MEDICINAL cannabis should be grown under protected cropping conditions, not open fields, according to an industry expert.
Widely known hydroponic cropping figure and author, Dr Mike Nichols, spoke at the Protected Cropping Australia Conference in Adelaide last week where he gave an insight into his research into the potential of medical marijuana.
While primarily giving an introduction to the various types of cannabis and examining some of its different medical properties, the New Zealand-based Dr Nichols also delivered opinions on the crop's potential.
"Many people consider outdoor production appropriate; I'm not one of them because we are dealing with a medicinal crop and we want to keep it in its highest quality from a disease, pests and those sorts of things, point of view," Dr Nichols said.
He said it was different to growing opium poppies in Tasmania.
"Because what you do with the opium poppy is that you treat it and you purify it," he said.
"Now with cannabis… in the main, the other people will use it as it is so you want to make sure there are no fungi on the heads and those sorts of things.
"It's got to be as clean as possible because you've got to use it as it is, rather than treated."
Mr Nichols said the world was changing quickly in its stance on cannabis as seen in legislation changes in the United States.
"I'm not into recreational drugs but I think it's going to develop and become a substitute for alcohol in due course," he said.
"It's a complex plant in terms of its medicinal properties.

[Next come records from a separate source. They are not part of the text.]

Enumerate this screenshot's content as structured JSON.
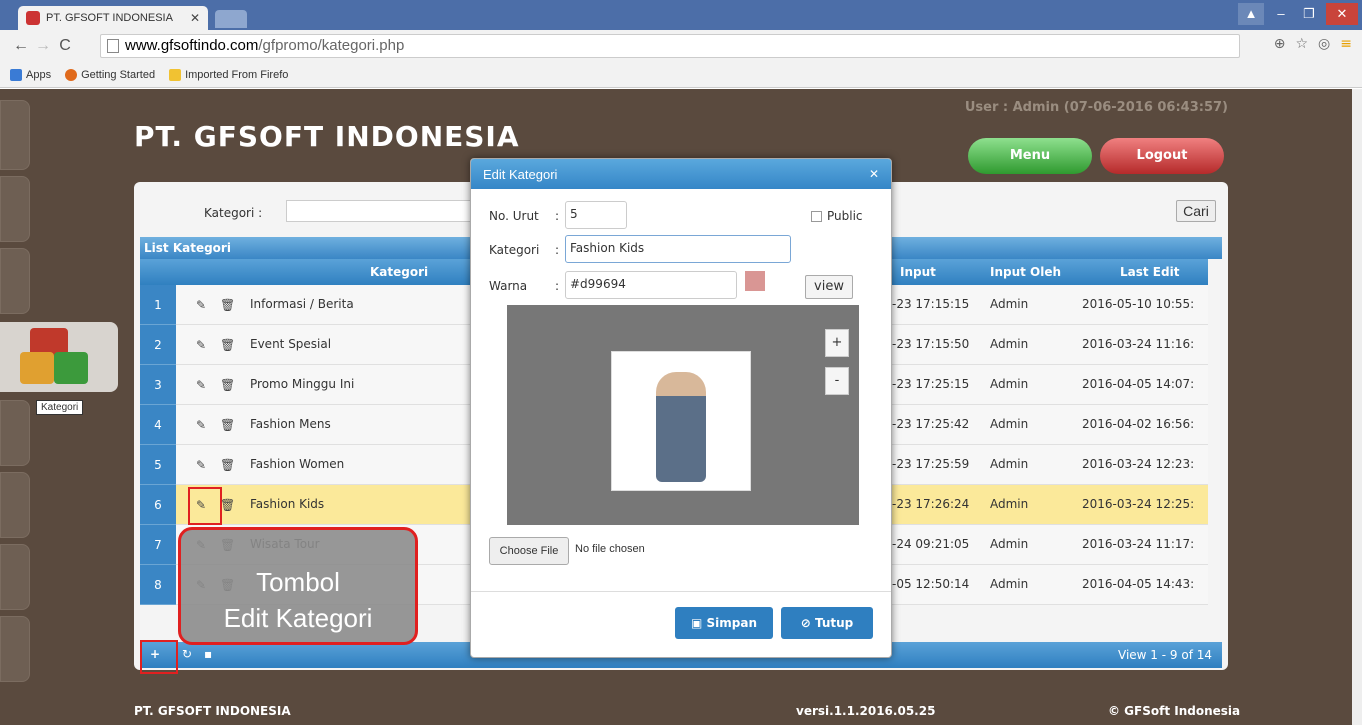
{
  "browser": {
    "tab_title": "PT. GFSOFT INDONESIA",
    "url_host": "www.gfsoftindo.com",
    "url_path": "/gfpromo/kategori.php",
    "bookmarks": [
      "Apps",
      "Getting Started",
      "Imported From Firefo"
    ]
  },
  "header": {
    "brand": "PT. GFSOFT INDONESIA",
    "user_info": "User : Admin (07-06-2016 06:43:57)",
    "menu_label": "Menu",
    "logout_label": "Logout"
  },
  "sidebar": {
    "active_label": "Kategori"
  },
  "search": {
    "label": "Kategori  :",
    "button": "Cari"
  },
  "list": {
    "title": "List Kategori",
    "columns": {
      "kategori": "Kategori",
      "input": "Input",
      "input_oleh": "Input Oleh",
      "last_edit": "Last Edit"
    },
    "rows": [
      {
        "no": "1",
        "name": "Informasi / Berita",
        "input": "-23 17:15:15",
        "by": "Admin",
        "last": "2016-05-10 10:55:"
      },
      {
        "no": "2",
        "name": "Event Spesial",
        "input": "-23 17:15:50",
        "by": "Admin",
        "last": "2016-03-24 11:16:"
      },
      {
        "no": "3",
        "name": "Promo Minggu Ini",
        "input": "-23 17:25:15",
        "by": "Admin",
        "last": "2016-04-05 14:07:"
      },
      {
        "no": "4",
        "name": "Fashion Mens",
        "input": "-23 17:25:42",
        "by": "Admin",
        "last": "2016-04-02 16:56:"
      },
      {
        "no": "5",
        "name": "Fashion Women",
        "input": "-23 17:25:59",
        "by": "Admin",
        "last": "2016-03-24 12:23:"
      },
      {
        "no": "6",
        "name": "Fashion Kids",
        "input": "-23 17:26:24",
        "by": "Admin",
        "last": "2016-03-24 12:25:"
      },
      {
        "no": "7",
        "name": "Wisata Tour",
        "input": "-24 09:21:05",
        "by": "Admin",
        "last": "2016-03-24 11:17:"
      },
      {
        "no": "8",
        "name": "",
        "input": "-05 12:50:14",
        "by": "Admin",
        "last": "2016-04-05 14:43:"
      }
    ],
    "selected_index": 5,
    "pager": "View 1 - 9 of 14"
  },
  "footer": {
    "left": "PT. GFSOFT INDONESIA",
    "version": "versi.1.1.2016.05.25",
    "copyright": "© GFSoft Indonesia"
  },
  "modal": {
    "title": "Edit Kategori",
    "no_urut_label": "No. Urut",
    "no_urut_value": "5",
    "public_label": "Public",
    "kategori_label": "Kategori",
    "kategori_value": "Fashion Kids",
    "warna_label": "Warna",
    "warna_value": "#d99694",
    "warna_color": "#d99694",
    "view_label": "view",
    "zoom_in": "+",
    "zoom_out": "-",
    "choose_file": "Choose File",
    "no_file": "No file chosen",
    "save_label": "Simpan",
    "close_label": "Tutup"
  },
  "annotation": {
    "callout_text_1": "Tombol",
    "callout_text_2": "Edit Kategori"
  }
}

Nobody knows a great deal about it.
"I call it medical cannabis not medical marijuana because I consider marijuana is in fact the high THC (Tetrahydrocannabinol) type and there is much more to medical cannabis than just the high THC type.
"THC is the active ingredient which gives you the inebriation, the hallucinations and whatever."
The other major medicinal trait of cannabis is cannabidiol (CBD). This has been found to have positive benefits in helping control epilepsy, particularly in children.
"In simplistic terms, THC determines the pain relief, and CBD has an effect on the nervous system," Dr Nichols said.
His study into how the world was using the plant took him to The Netherlands on an official visit organised by the Dutch ministry of health.
In an example of the security surrounding cannabis production, Dr Nichols said he was picked up at a train station but taken to an undisclosed facility in a car with nearly blacked-out windows.
"I didn't know if I was going north, south, east or west. No photographs were allowed until I got inside the facility, then I could take what I wanted," he said.
"So I have no idea exactly where it is."
While cannabis is known for its medicinal or fibre qualities (hemp), Dr Nichols also pointed out its ability to be used as "mop crop", where it assists in water absorption and filtration.
But there were still many questions remaining about the particulars of the plant, including commercial production capacity, according to Dr Nichols.
Selecting a suitable strain for Australia would require considerable research, according to Dr Nichols.
"There is a real problem because of the large number of different cannabis strains which exist," he said.
Growing methods for hydroponic cannabis have advanced however sharing information on crop production was an area of nervousness within the industry.
Dr Nichols said work was being done on the use of LED lights for cannabis production but participating companies largely kept the results in-house.
"I am only aware of three research papers that are peer reviewed that have ever been published on the growth of cannabis and the yield," he said.
Harvest required taking the flower head from the female plant. The problem was that the plant flowered under short days meaning light control in greenhouses was critical.
Dr Nichols said techniques could be drawn from protected cropping chrysanthemum production which requires similar conditions.
In May this year, Australian and New Zealand ministers responsible for food safety regulations supported a draft standard that will allow low THC hemp seeds to be sold as a food.
Assistant Health Minister and NSW Nationals, Dr David Gillespie, said after an extensive body of research and evaluation, low THC hemp seeds had received approval to go forward into the Food Standards Code as a “food stuff”.
Dr Gillespie said the research documented, in a scientific trial, that low THC hemp seeds would be “virtually impossible” to be the cause of a positive drug test.